Nearly nine out of 10 Scottish citizens believe the internet of things (IoT) and smart technologies will improve healthcare, according to new research commissioned by Capita on behalf of the Scottish Wide Area Network (SWAN).
It showed 88% of 2,000 people questioned agreed with the proposition, while 84% said digital access to healthcare – through channels such as video appointments and online chats – is important to where they choose to live.
Other findings include that 47% would use a video link to contact a healthcare professional, 43% an online chat portal, 20% a virtual reality nurse or doctor, and 17% a smart assistant or speaker. All of these were more popular among 18-34 year-olds than older age groups.
This reflects Scotland’s geography and dispersed population, which provide obstacles to face-to-face healthcare for much of the population.
Alan Whiteside, innovation consultant at NHS Highland, commented: “Through IoT and smart devices, we can identify deterioration in health earlier which helps shift healthcare delivery from being infrequent and reactive to frequent and preventative.
“As technology continues to develop, we have a great opportunity to develop disruptive healthcare services in the Highlands that could also help enhance healthcare in other regions of Scotland.”
SWAN, implemented by the Scottish Government in 2014, is providing the potential for increased use of the IoT, with 250 unbundled exchanges and over 7,000km of fibre network.

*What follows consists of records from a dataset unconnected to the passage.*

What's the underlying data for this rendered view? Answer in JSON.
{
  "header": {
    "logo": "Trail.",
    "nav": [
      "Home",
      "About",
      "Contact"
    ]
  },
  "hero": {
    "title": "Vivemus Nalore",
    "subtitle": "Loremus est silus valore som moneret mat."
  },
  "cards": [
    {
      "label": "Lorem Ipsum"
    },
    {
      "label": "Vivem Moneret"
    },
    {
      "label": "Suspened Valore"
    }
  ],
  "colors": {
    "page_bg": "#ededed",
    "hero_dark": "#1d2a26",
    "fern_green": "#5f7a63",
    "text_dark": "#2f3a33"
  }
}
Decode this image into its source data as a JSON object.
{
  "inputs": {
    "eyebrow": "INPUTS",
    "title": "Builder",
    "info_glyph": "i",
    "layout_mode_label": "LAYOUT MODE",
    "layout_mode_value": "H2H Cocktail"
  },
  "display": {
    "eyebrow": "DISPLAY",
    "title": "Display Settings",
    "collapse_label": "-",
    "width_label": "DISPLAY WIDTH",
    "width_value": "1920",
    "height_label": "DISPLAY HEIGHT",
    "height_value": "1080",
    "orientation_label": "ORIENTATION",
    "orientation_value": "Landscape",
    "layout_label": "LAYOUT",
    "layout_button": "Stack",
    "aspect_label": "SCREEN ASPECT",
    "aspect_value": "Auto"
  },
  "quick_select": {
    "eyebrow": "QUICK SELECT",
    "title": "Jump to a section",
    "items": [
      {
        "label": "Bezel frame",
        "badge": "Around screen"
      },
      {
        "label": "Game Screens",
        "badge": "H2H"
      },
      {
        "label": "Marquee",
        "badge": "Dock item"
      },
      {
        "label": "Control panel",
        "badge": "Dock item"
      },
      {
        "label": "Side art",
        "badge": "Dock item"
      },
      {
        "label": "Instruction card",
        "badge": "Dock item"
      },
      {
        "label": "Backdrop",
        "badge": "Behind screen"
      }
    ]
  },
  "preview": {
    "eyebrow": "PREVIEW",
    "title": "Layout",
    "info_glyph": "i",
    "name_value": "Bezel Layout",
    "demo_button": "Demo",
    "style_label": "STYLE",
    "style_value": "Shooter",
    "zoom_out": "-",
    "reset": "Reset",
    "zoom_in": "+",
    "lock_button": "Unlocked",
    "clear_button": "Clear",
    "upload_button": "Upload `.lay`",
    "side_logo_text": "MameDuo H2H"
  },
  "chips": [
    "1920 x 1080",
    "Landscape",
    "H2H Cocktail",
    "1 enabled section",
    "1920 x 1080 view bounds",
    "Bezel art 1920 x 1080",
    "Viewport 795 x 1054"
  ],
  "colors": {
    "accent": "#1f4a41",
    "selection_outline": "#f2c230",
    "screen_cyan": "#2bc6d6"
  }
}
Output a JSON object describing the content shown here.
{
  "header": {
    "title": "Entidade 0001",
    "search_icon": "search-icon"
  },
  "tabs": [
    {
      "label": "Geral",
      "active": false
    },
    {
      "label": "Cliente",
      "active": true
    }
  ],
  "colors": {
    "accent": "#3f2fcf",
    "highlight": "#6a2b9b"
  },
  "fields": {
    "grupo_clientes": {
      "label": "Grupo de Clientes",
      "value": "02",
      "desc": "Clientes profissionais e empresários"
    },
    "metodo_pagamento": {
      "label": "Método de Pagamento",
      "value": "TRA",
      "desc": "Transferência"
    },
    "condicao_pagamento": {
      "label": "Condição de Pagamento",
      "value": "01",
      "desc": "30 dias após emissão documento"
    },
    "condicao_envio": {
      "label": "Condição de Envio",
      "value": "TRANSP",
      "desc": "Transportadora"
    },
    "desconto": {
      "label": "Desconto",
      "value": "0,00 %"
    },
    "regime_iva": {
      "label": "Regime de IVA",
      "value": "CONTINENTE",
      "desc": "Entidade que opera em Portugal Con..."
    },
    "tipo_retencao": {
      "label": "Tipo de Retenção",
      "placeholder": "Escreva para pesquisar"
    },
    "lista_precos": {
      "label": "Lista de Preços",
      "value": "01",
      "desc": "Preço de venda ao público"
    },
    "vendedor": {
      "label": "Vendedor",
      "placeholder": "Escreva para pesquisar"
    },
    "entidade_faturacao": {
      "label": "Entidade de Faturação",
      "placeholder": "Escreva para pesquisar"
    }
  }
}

It is run under a long term contract with Capita.
The research also showed that people are generally favourable towards the use of smart technology to monitor and treat patients remotely. 88% said it would enhance the care of vulnerable or elderly people, 62% would like to see smart devices available, 46% would like these to be in ‘smart furniture’, 36% would take an ingestible pill with a tiny robot to transmit data, and 22% would use a nursing robot.
Image by from istock/mediaphotos